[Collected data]
BEGIN
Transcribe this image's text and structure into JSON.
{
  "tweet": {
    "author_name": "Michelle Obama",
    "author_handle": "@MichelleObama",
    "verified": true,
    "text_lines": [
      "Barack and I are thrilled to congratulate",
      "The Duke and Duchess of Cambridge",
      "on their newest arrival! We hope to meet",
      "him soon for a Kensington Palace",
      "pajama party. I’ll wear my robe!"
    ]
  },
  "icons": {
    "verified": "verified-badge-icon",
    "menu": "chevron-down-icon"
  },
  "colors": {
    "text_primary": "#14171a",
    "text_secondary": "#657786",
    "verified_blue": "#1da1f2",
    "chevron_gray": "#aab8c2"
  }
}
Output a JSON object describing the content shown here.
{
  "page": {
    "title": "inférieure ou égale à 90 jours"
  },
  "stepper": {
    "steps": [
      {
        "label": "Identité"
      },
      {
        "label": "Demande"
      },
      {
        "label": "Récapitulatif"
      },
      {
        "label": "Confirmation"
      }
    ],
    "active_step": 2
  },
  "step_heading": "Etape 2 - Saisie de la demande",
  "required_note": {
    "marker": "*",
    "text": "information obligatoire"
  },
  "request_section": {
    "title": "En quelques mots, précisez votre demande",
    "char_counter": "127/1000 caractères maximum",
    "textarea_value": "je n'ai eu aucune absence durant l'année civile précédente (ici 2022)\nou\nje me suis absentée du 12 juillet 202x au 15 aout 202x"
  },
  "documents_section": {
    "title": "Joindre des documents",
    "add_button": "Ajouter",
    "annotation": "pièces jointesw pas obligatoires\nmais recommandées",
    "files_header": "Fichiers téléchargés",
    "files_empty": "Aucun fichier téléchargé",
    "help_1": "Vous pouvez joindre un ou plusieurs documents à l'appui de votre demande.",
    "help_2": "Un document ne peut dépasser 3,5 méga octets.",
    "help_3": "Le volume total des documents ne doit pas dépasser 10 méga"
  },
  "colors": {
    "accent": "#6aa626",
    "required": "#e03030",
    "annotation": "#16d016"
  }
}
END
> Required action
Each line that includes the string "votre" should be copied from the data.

> Task answer
    "title": "En quelques mots, précisez votre demande",
    "help_1": "Vous pouvez joindre un ou plusieurs documents à l'appui de votre demande.",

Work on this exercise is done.